TASK: Retrieve all lines below that have the string "correo".

RECORDS TO PROCESS:
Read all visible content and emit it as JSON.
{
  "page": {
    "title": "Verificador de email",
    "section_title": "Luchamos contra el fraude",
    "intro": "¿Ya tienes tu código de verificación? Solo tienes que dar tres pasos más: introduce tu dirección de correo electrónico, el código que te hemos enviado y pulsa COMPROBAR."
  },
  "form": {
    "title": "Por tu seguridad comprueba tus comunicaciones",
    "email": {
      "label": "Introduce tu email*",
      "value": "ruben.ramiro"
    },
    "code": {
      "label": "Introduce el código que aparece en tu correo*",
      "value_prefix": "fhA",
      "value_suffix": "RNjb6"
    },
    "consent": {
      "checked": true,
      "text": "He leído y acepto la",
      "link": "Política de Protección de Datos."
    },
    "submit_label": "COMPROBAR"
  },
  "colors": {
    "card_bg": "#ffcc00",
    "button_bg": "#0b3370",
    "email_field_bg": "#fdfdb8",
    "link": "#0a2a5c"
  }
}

SOLUTION:
    "intro": "¿Ya tienes tu código de verificación? Solo tienes que dar tres pasos más: introduce tu dirección de correo electrónico, el código que te hemos enviado y pulsa COMPROBAR."
      "label": "Introduce el código que aparece en tu correo*",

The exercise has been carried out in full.